The old house was in Cumalıkızık, outside Bursa, easily one of the most gorgeous places on the planet. The old chestnut-wood boards were almost totally exposed, but sturdy and it was just the size for maybe five guests and a salon/dining room. Our dream-starred eyes imagined a reconstructed Hansel-and-Gretel home, enchanted tourists eating wholesome fresh food and we, the gracious hosts, happily serving tea and telling our story. The lady who showed us the house owned it, at first. Then, after she could see we were really interested, it turned out her daughter actually owned it. What the place lacked was a garden; as lovely as the location was, a project such as we imagined included an outdoor venue for tea and meals. There WAS a garden, she said, and took us right across the road, lifted up some vines, and exposed a charming, wild vacant lot. I was rapturous, already planning to preserve most of the plants while clearing a space for memorable al fresco dining experiences. Until the lady told us that the garden was owned not only by her daughter and herself, but also by four other people, two of whom lived in Germany, and two others of whom she was pretty sure she could find. The whole dream started to fall apart then and was never resurrected.
Our village in the East has similar issues. Part of the land in the village belongs to the village as a whole, such as yayla grazing lands, and common grazing lands in the village proper. I don't know who owns the village bakery, but I believe it, too, is common. Other land belongs to individual families, but with marriages to relatives, which is mostly the case, the lines get very blurred. Large families add to the mix. For instance, if a field belongs to two brothers, each with an undivided half interest, and one brother has seven children and the other has six, and both have living wives, if they die in the same accident, there are now 15 people with various undivided interests in the land. In light of that, the idea of common grounds for grazing makes a lot of sense. Our little experience outlined earlier pales in comparison.

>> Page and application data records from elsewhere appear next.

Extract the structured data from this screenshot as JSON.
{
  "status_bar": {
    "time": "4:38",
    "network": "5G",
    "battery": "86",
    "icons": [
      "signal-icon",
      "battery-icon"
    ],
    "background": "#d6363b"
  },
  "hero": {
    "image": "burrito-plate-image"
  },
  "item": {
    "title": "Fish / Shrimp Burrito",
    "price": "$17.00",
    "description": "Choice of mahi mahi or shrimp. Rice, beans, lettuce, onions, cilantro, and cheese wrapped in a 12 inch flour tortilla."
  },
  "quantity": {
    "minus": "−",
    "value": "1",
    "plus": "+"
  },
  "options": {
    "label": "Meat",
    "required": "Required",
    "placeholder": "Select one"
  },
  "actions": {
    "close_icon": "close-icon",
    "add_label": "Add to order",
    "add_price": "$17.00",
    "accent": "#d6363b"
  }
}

In Ottoman times, no one owned the land in the villages where they lived. Towards the end of the Ottoman Empire, or so our elders tell us, there was a movement by the Young Turks to get more Europeanized. They persuaded the sultan to pass a law giving non-Muslims more rights and also to allow people in the villages to own land. Our family thinks they were one of the families who came under the latter part of that law. However that may be, after the establishment of the republic, lands were measured, meted out and recorded. The method used to determine who got what land was, basically, that the land you were farming and lived on became yours, so most people know when they were first given title deeds to their land. But it was still a long time ago, and many, many babies have been born since then. It becomes trickier, because in several villages, ours among them, new houses were built for people who owned houses in harm's way, in our case a cliff that likes to drop rocks on people during earthquakes. So, the question arises, if they sell the old house, does the new house go with it? Also, a garden, owned by a disabled auntie, is attached to the old house, so if she sells her interest in the garden, does the buyer get both houses? One? Just the garden? No answer is concrete, it seems, so whenever Sayda Bibi gets it into her head to sell the garden, a ruckus ensues that involves half the village.

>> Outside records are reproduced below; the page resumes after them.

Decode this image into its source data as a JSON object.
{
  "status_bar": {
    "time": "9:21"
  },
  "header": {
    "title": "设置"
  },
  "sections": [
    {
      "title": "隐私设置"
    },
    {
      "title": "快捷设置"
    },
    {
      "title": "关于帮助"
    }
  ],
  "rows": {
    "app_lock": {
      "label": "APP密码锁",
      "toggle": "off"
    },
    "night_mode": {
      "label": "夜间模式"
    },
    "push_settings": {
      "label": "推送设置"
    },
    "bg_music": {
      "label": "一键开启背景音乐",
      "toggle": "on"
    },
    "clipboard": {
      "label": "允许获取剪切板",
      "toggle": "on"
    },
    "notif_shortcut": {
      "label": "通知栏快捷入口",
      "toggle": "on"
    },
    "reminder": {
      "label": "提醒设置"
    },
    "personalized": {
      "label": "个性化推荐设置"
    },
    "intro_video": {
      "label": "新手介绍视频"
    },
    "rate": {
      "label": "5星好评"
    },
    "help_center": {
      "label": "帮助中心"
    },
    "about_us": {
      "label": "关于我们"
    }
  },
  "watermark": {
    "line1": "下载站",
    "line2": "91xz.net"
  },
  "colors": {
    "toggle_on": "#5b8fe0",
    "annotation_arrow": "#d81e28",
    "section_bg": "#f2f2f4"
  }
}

Getting back to the republican land recordation, the government didn't measure and record yayla properties. What I call the shadow villages in the yayla are still occupied and used under customs that go back to the Ottomans, as to which village grazes its herds and lives in the buildings of which part of the plateau. Borders are designated by landmarks -- tors, streams, the summits of hills. However, even ancient custom is not respected always. In our yayla's case, a former muhtar of the actual village is said to have taken a present of a few goats, and maybe a cow, to allow another village the right to graze on our ancestral land. After a few years, the people in our village wanted it back, but the new tenants refused to comply, or even share, pulling out their “permission” letter from the former muhtar. Slowly, slowly this is moving to the courts, but when no one holds title to these lands, it is a pretty problem to figure out how to sue. Another example is the row that ensued in a neighboring village, that of a relative of ours, and involved land in the actual village. Another family was claiming land that was being farmed by our relative, who refused to budge. The other family had given a present to their muhtar, and he was backing their claim. With the muhtar in the lead, the claimant family marched on the land in question, only to be met at the border of the property, a bridge over a stream, by our relative and all of his relatives, the co-owners of the property in question. Fortunately, when they saw the size of our relative's family, who had turned out in force, there was no violence, just some fist-shaking, dire threats to save face and everyone went home.
My husband recently went to a relative's house, asking to see the Ottoman document said to be in their possession, designating the original title, before the republican one, of our Baba's grandfather's land. There was a great deal of hemming and hawing, but he got the document and photographed it. Unfortunately, no one we know can read it because it is written in antique Turkish, so he will go to the archive in İstanbul to see if anyone there can tell us what it is. It won't make any difference today, but it would be a link to our little bit of remaining land and its past that would mean a lot to us all.
So, if you ever visit a lovely village, and want to buy a place for a pension, think again, Pilgrim. Still villages run deep…
*Elsie and her husband live in Kocaeli, in the village of Eskihisar.